St. Gregory of Nazianzus personifed Anger as a wicked friend – someone who is always nearby so quickly summoned into our hearts and minds, and yet someone we shouldn’t want in our lives and should readily expel from our hearts and minds. He also felt becoming enraged was itself allowing oneself to become possessed by a demon. The person in a fit of rage behaves as if he or she has lost their mind. Gregory felt laughter was the best weapon to dispel rage when it wells up within us. We might imagine all the monkish saints as being austere and humorless, yet Gregory sees laughter as a a medicine, an antidote to anger. He wrote in one of his poems:

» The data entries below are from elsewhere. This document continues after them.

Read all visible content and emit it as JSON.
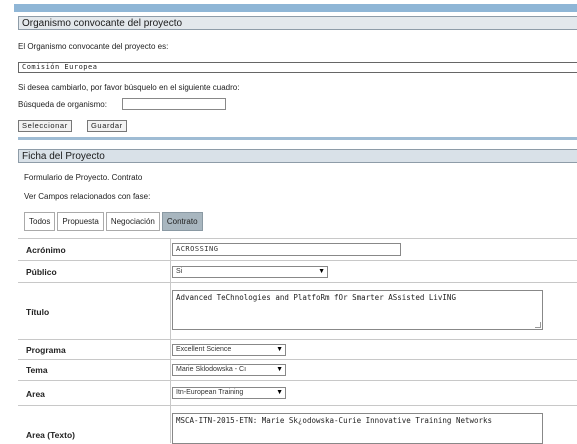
{
  "organismo": {
    "header": "Organismo convocante del proyecto",
    "intro": "El Organismo convocante del proyecto es:",
    "value": "Comisión Europea",
    "change_text": "Si desea cambiarlo, por favor búsquelo en el siguiente cuadro:",
    "search_label": "Búsqueda de organismo:",
    "search_value": "",
    "btn_select": "Seleccionar",
    "btn_save": "Guardar"
  },
  "ficha": {
    "header": "Ficha del Proyecto",
    "form_text": "Formulario de Proyecto. Contrato",
    "fields_text": "Ver Campos relacionados con fase:",
    "tabs": [
      "Todos",
      "Propuesta",
      "Negociación",
      "Contrato"
    ],
    "active_tab": "Contrato",
    "rows": {
      "acronimo": {
        "label": "Acrónimo",
        "value": "ACROSSING"
      },
      "publico": {
        "label": "Público",
        "value": "Si"
      },
      "titulo": {
        "label": "Título",
        "value": "Advanced TeChnologies and PlatfoRm fOr Smarter ASsisted LivING"
      },
      "programa": {
        "label": "Programa",
        "value": "Excellent Science"
      },
      "tema": {
        "label": "Tema",
        "value": "Marie Sklodowska - Cı"
      },
      "area": {
        "label": "Area",
        "value": "Itn-European Training"
      },
      "area_texto": {
        "label": "Area (Texto)",
        "value": "MSCA-ITN-2015-ETN: Marie Sk¿odowska-Curie Innovative Training Networks"
      }
    }
  },
  "colors": {
    "header_bg": "#e3e8ec",
    "separator": "#9fbcd4",
    "active_tab": "#a8b6bf"
  }
}
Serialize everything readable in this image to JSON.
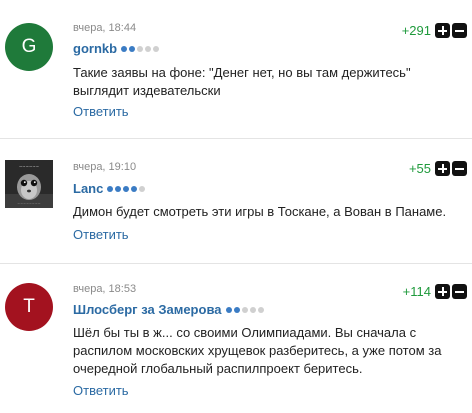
{
  "comments": [
    {
      "avatar_letter": "G",
      "avatar_color": "#1f7a3a",
      "time": "вчера, 18:44",
      "username": "gornkb",
      "rating_dots": [
        true,
        true,
        false,
        false,
        false
      ],
      "score": "+291",
      "text": "Такие заявы на фоне: \"Денег нет, но вы там держитесь\" выглядит издевательски",
      "reply": "Ответить"
    },
    {
      "avatar_letter": "",
      "avatar_color": "#2a2a2a",
      "time": "вчера, 19:10",
      "username": "Lanc",
      "rating_dots": [
        true,
        true,
        true,
        true,
        false
      ],
      "score": "+55",
      "text": "Димон будет смотреть эти игры в Тоскане, а Вован в Панаме.",
      "reply": "Ответить"
    },
    {
      "avatar_letter": "T",
      "avatar_color": "#a3121f",
      "time": "вчера, 18:53",
      "username": "Шлосберг за Замерова",
      "rating_dots": [
        true,
        true,
        false,
        false,
        false
      ],
      "score": "+114",
      "text": "Шёл бы ты в ж... со своими Олимпиадами. Вы сначала с распилом московских хрущевок разберитесь, а уже потом за очередной глобальный распилпроект беритесь.",
      "reply": "Ответить"
    }
  ]
}
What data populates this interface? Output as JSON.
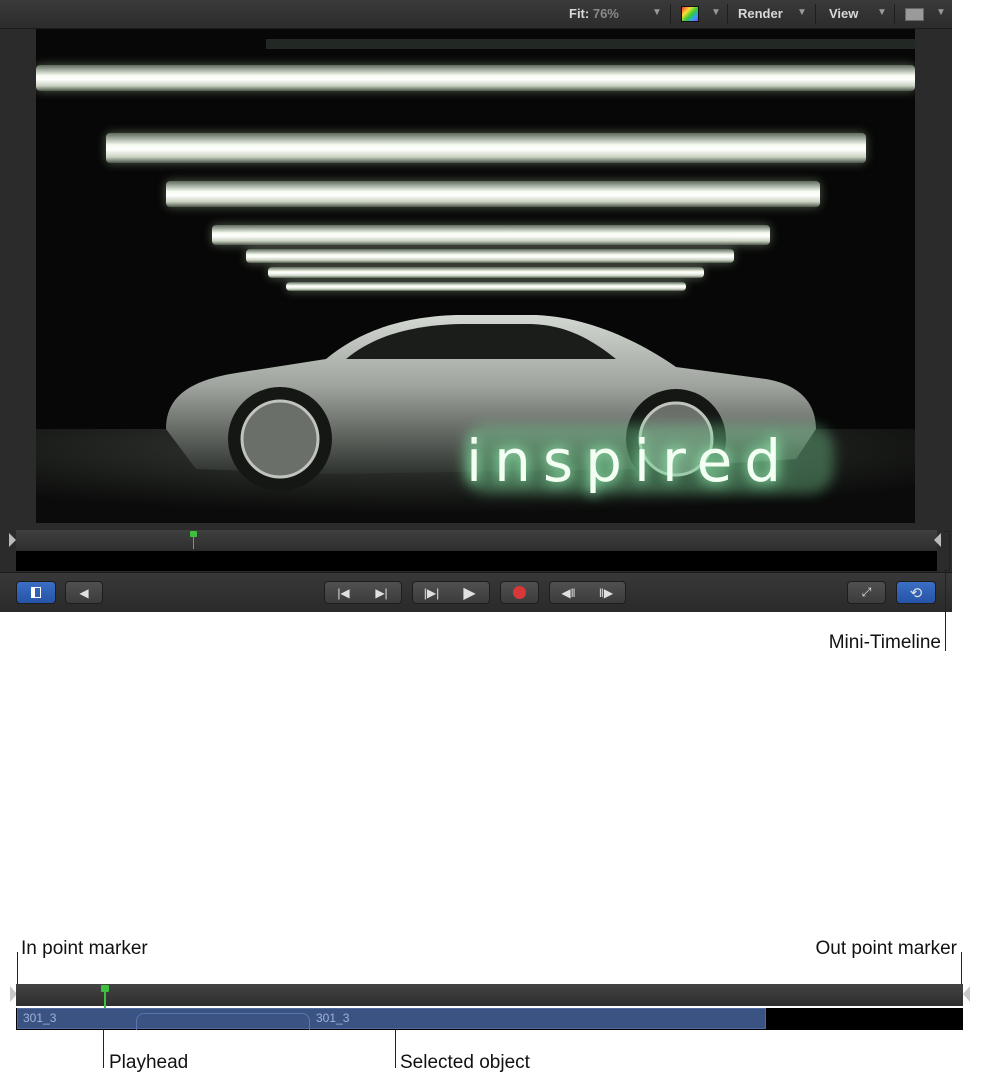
{
  "toolbar": {
    "fit_label": "Fit:",
    "fit_value": "76%",
    "render_label": "Render",
    "view_label": "View"
  },
  "canvas": {
    "overlay_text": "inspired"
  },
  "controls": {
    "buttons": [
      "toggle-canvas",
      "audio",
      "go-to-start",
      "go-to-end",
      "play-from-in",
      "play",
      "record",
      "previous-frame",
      "next-frame",
      "fullscreen",
      "loop"
    ]
  },
  "callouts": {
    "mini_timeline": "Mini-Timeline",
    "in_point_marker": "In point marker",
    "out_point_marker": "Out point marker",
    "playhead": "Playhead",
    "selected_object": "Selected object"
  },
  "zoom_timeline": {
    "clip_label_1": "301_3",
    "clip_label_2": "301_3"
  },
  "colors": {
    "accent_blue": "#2a5db0",
    "playhead_green": "#3fbf3f",
    "clip_blue": "#3a5383",
    "record_red": "#d9383a"
  }
}
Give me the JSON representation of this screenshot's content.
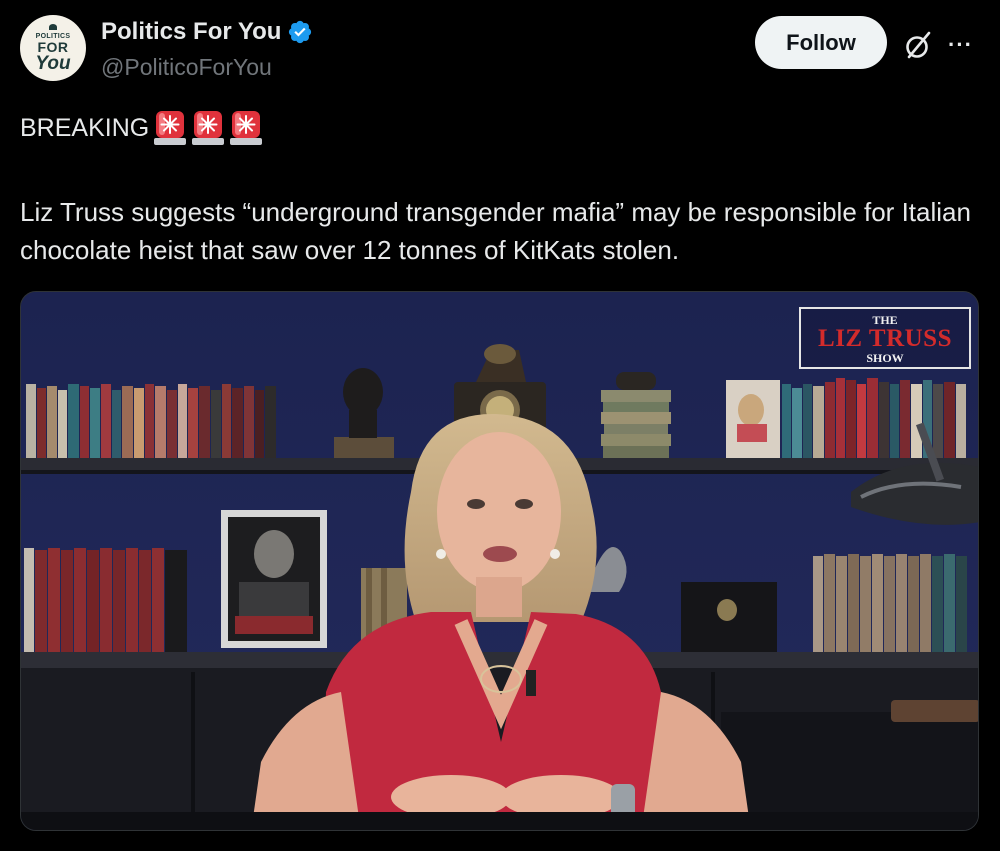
{
  "author": {
    "avatar_lines": [
      "POLITICS",
      "FOR",
      "You"
    ],
    "display_name": "Politics For You",
    "handle": "@PoliticoForYou",
    "verified": true
  },
  "actions": {
    "follow_label": "Follow",
    "grok_icon": "grok-slash-circle-icon",
    "more_label": "···"
  },
  "post": {
    "breaking_label": "BREAKING",
    "siren_emoji_count": 3,
    "text": "Liz Truss suggests “underground transgender mafia” may be responsible for Italian chocolate heist that saw over 12 tonnes of KitKats stolen."
  },
  "media": {
    "logo_top": "THE",
    "logo_name": "LIZ TRUSS",
    "logo_bottom": "SHOW"
  },
  "colors": {
    "background": "#000000",
    "text_primary": "#e7e9ea",
    "text_secondary": "#71767b",
    "verified_blue": "#1d9bf0",
    "follow_bg": "#eff3f4",
    "siren_red": "#e0323c",
    "logo_red": "#d32b2b"
  }
}
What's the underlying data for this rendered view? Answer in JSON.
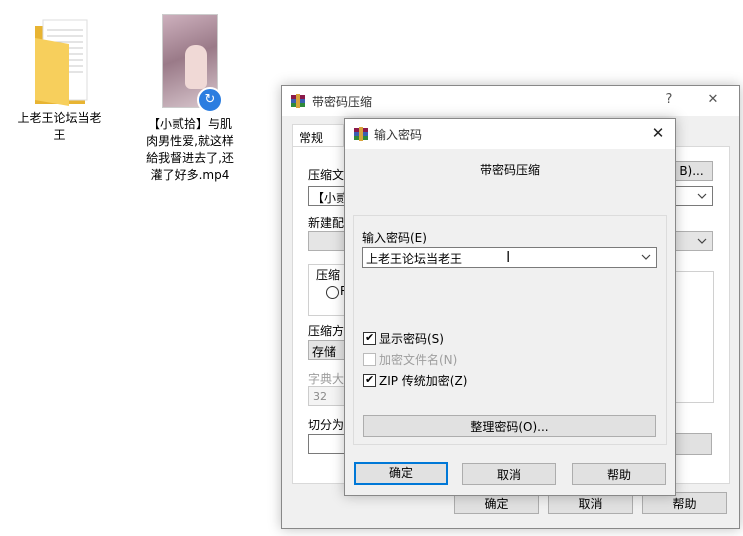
{
  "desktop": {
    "folder_label": "上老王论坛当老\n王",
    "video_label": "【小贰拾】与肌\n肉男性爱,就这样\n給我督进去了,还\n灌了好多.mp4"
  },
  "bg_dialog": {
    "title": "带密码压缩",
    "help_btn": "?",
    "close_btn": "✕",
    "tab_general": "常规",
    "lbl_archive_name": "压缩文",
    "archive_name_value": "【小贰",
    "browse_btn": "B)...",
    "lbl_new_config": "新建配",
    "lbl_archive_group": "压缩",
    "radio_label": "R",
    "lbl_method": "压缩方",
    "method_value": "存储",
    "lbl_dict": "字典大",
    "dict_value": "32",
    "lbl_split": "切分为",
    "ok_btn": "确定",
    "cancel_btn": "取消",
    "help_text_btn": "帮助"
  },
  "password_dialog": {
    "title": "输入密码",
    "close_btn": "✕",
    "heading": "带密码压缩",
    "password_label": "输入密码(E)",
    "password_value": "上老王论坛当老王",
    "show_password_label": "显示密码(S)",
    "show_password_checked": true,
    "encrypt_names_label": "加密文件名(N)",
    "encrypt_names_checked": false,
    "zip_legacy_label": "ZIP 传统加密(Z)",
    "zip_legacy_checked": true,
    "organize_btn": "整理密码(O)...",
    "ok_btn": "确定",
    "cancel_btn": "取消",
    "help_btn": "帮助"
  },
  "colors": {
    "accent": "#0078d7",
    "dialog_bg": "#f0f0f0",
    "folder_yellow": "#f5c342"
  }
}
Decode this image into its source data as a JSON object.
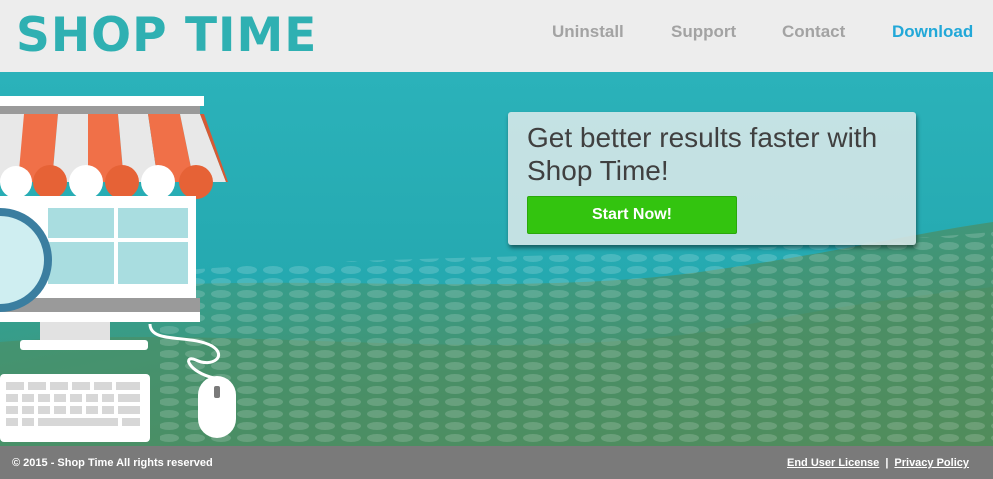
{
  "header": {
    "logo_text": "SHOP TIME",
    "nav": [
      {
        "label": "Uninstall",
        "active": false
      },
      {
        "label": "Support",
        "active": false
      },
      {
        "label": "Contact",
        "active": false
      },
      {
        "label": "Download",
        "active": true
      }
    ]
  },
  "promo": {
    "title": "Get better results faster with Shop Time!",
    "button_label": "Start Now!"
  },
  "footer": {
    "copyright": "© 2015 - Shop Time All rights reserved",
    "links": [
      "End User License",
      "Privacy Policy"
    ],
    "separator": "|"
  },
  "colors": {
    "brand": "#2fb0b2",
    "nav_active": "#22a8d8",
    "nav_inactive": "#a3a3a3",
    "hero_bg": "#2bb1b8",
    "cta": "#33c40f",
    "footer_bg": "#7a7a7a"
  }
}
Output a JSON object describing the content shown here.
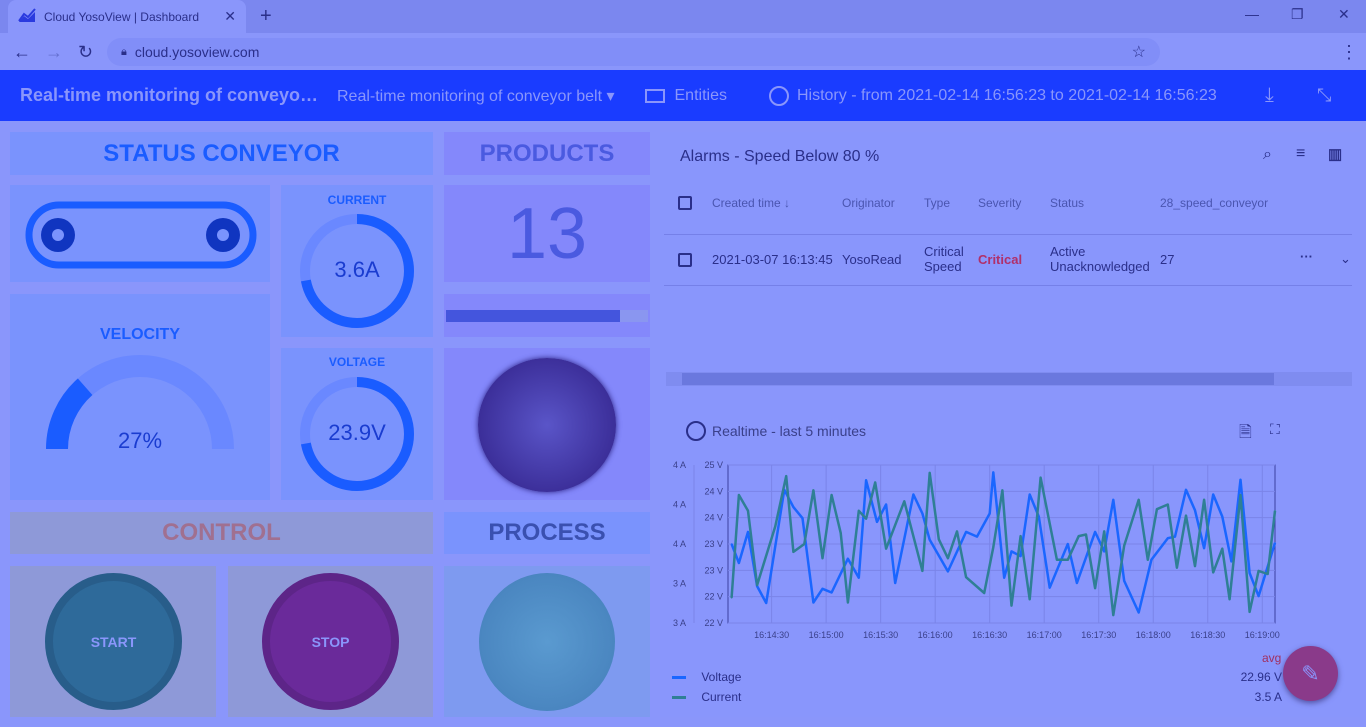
{
  "browser": {
    "tab_title": "Cloud YosoView | Dashboard",
    "url": "cloud.yosoview.com"
  },
  "header": {
    "title": "Real-time monitoring of conveyor belt",
    "dashboard_select": "Real-time monitoring of conveyor belt",
    "entities_label": "Entities",
    "history_label": "History - from 2021-02-14 16:56:23 to 2021-02-14 16:56:23"
  },
  "status": {
    "title": "STATUS CONVEYOR",
    "current_label": "CURRENT",
    "current_value": "3.6A",
    "current_fraction": 0.72,
    "voltage_label": "VOLTAGE",
    "voltage_value": "23.9V",
    "voltage_fraction": 0.72,
    "velocity_label": "VELOCITY",
    "velocity_value": "27%",
    "velocity_percent": 27
  },
  "products": {
    "title": "PRODUCTS",
    "count": "13",
    "progress_fraction": 0.86
  },
  "control": {
    "title": "CONTROL",
    "start_label": "START",
    "stop_label": "STOP"
  },
  "process": {
    "title": "PROCESS"
  },
  "alarms": {
    "title": "Alarms - Speed Below 80 %",
    "columns": [
      "Created time",
      "Originator",
      "Type",
      "Severity",
      "Status",
      "28_speed_conveyor"
    ],
    "rows": [
      {
        "created": "2021-03-07 16:13:45",
        "originator": "YosoRead",
        "type": "Critical Speed",
        "severity": "Critical",
        "status": "Active Unacknowledged",
        "value": "27"
      }
    ]
  },
  "realtime": {
    "title": "Realtime - last 5 minutes",
    "avg_label": "avg",
    "legend": [
      {
        "name": "Voltage",
        "avg": "22.96 V",
        "color": "#1a66ff"
      },
      {
        "name": "Current",
        "avg": "3.5 A",
        "color": "#2f7f95"
      }
    ]
  },
  "colors": {
    "header": "#1a3cff",
    "accent": "#1a5cff",
    "critical": "#b0306a",
    "fab": "#8a3a8a"
  },
  "chart_data": {
    "type": "line",
    "title": "Realtime - last 5 minutes",
    "grid": true,
    "legend_placement": "bottom",
    "x_range": [
      "16:14:06",
      "16:19:07"
    ],
    "x_ticks": [
      "16:14:30",
      "16:15:00",
      "16:15:30",
      "16:16:00",
      "16:16:30",
      "16:17:00",
      "16:17:30",
      "16:18:00",
      "16:18:30",
      "16:19:00"
    ],
    "y_left_ticks": [
      "4 A",
      "4 A",
      "4 A",
      "3 A",
      "3 A"
    ],
    "y_left_range": [
      3,
      4
    ],
    "y_right_ticks": [
      "25 V",
      "24 V",
      "24 V",
      "23 V",
      "23 V",
      "22 V",
      "22 V"
    ],
    "y_right_range": [
      22,
      25
    ],
    "series": [
      {
        "name": "Voltage",
        "axis": "V",
        "x": [
          "16:14:08",
          "16:14:12",
          "16:14:17",
          "16:14:22",
          "16:14:27",
          "16:14:37",
          "16:14:42",
          "16:14:47",
          "16:14:53",
          "16:14:58",
          "16:15:03",
          "16:15:12",
          "16:15:18",
          "16:15:22",
          "16:15:28",
          "16:15:33",
          "16:15:38",
          "16:15:48",
          "16:15:53",
          "16:15:57",
          "16:16:07",
          "16:16:17",
          "16:16:23",
          "16:16:30",
          "16:16:32",
          "16:16:38",
          "16:16:42",
          "16:16:47",
          "16:16:52",
          "16:16:57",
          "16:17:03",
          "16:17:13",
          "16:17:18",
          "16:17:28",
          "16:17:33",
          "16:17:38",
          "16:17:44",
          "16:17:52",
          "16:17:59",
          "16:18:08",
          "16:18:12",
          "16:18:18",
          "16:18:23",
          "16:18:28",
          "16:18:33",
          "16:18:38",
          "16:18:43",
          "16:18:48",
          "16:18:53",
          "16:18:58",
          "16:19:07"
        ],
        "y": [
          23.5,
          23.14,
          23.73,
          22.7,
          22.38,
          24.53,
          24.2,
          23.99,
          22.39,
          22.65,
          22.58,
          23.22,
          22.86,
          24.71,
          23.92,
          24.25,
          22.76,
          24.44,
          24.08,
          23.58,
          22.98,
          23.73,
          23.64,
          24.08,
          24.86,
          22.86,
          23.36,
          23.27,
          24.44,
          24.02,
          22.67,
          23.5,
          22.76,
          23.73,
          23.36,
          24.34,
          22.8,
          22.2,
          23.2,
          23.61,
          23.64,
          24.53,
          24.14,
          23.42,
          24.44,
          24.02,
          23.17,
          24.72,
          22.95,
          22.51,
          23.52
        ]
      },
      {
        "name": "Current",
        "axis": "A",
        "x": [
          "16:14:08",
          "16:14:12",
          "16:14:17",
          "16:14:22",
          "16:14:32",
          "16:14:38",
          "16:14:42",
          "16:14:48",
          "16:14:53",
          "16:14:58",
          "16:15:03",
          "16:15:08",
          "16:15:12",
          "16:15:18",
          "16:15:22",
          "16:15:27",
          "16:15:33",
          "16:15:43",
          "16:15:53",
          "16:15:57",
          "16:16:02",
          "16:16:07",
          "16:16:12",
          "16:16:17",
          "16:16:27",
          "16:16:32",
          "16:16:37",
          "16:16:42",
          "16:16:47",
          "16:16:52",
          "16:16:58",
          "16:17:07",
          "16:17:13",
          "16:17:19",
          "16:17:23",
          "16:17:28",
          "16:17:33",
          "16:17:38",
          "16:17:44",
          "16:17:52",
          "16:17:57",
          "16:18:02",
          "16:18:08",
          "16:18:13",
          "16:18:18",
          "16:18:23",
          "16:18:28",
          "16:18:33",
          "16:18:38",
          "16:18:42",
          "16:18:48",
          "16:18:53",
          "16:18:58",
          "16:19:03",
          "16:19:07"
        ],
        "y": [
          3.16,
          3.81,
          3.71,
          3.24,
          3.61,
          3.93,
          3.45,
          3.5,
          3.84,
          3.41,
          3.81,
          3.57,
          3.13,
          3.71,
          3.66,
          3.89,
          3.47,
          3.77,
          3.33,
          3.95,
          3.53,
          3.41,
          3.58,
          3.29,
          3.19,
          3.48,
          3.84,
          3.11,
          3.55,
          3.15,
          3.92,
          3.4,
          3.4,
          3.55,
          3.56,
          3.22,
          3.58,
          3.05,
          3.49,
          3.78,
          3.4,
          3.72,
          3.75,
          3.35,
          3.68,
          3.36,
          3.78,
          3.32,
          3.47,
          3.15,
          3.81,
          3.07,
          3.33,
          3.31,
          3.71
        ]
      }
    ]
  }
}
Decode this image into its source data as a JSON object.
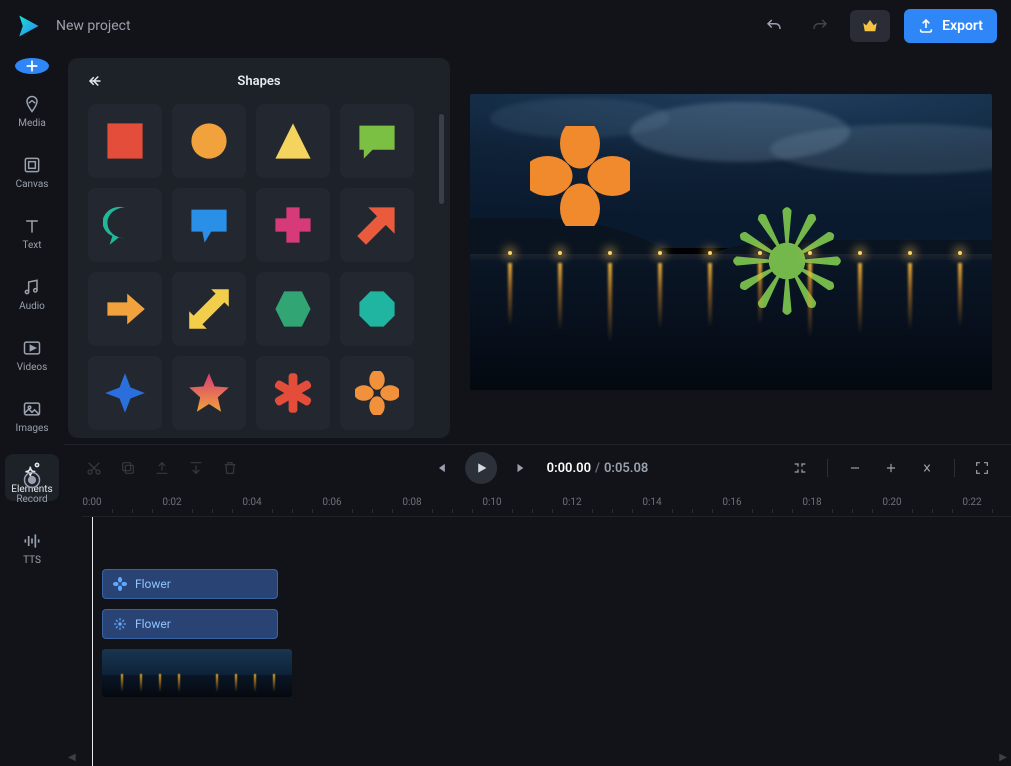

For laughter is the greatest weapon against an assault of rage.
. . .
What then is the mildest of all things? God.
. . .
Otherwise I vow that you, O wicked friend [Anger],
the wretched supporter and protector,
who make men swell up and give them to the gates of Hades,
to submit this day to God and to the Word,
O Anger, you boiling, fullness of homicide,
eminent ugliness of the face, storm of the heart,
drunken gadfly who drive men off cliffs and send them to Tartarus.
O legion of spirits, evil composite,
who tear up bonds and fetters with their shackles, Christ . . .
himself wants you to flee as quickly as possible from here.
Go out and fill the depths of your swine.
They will readily receive you as you cast yourself into the sea.
Depart from all of us who are dear to God.
(Poems on Scripture, p. 119)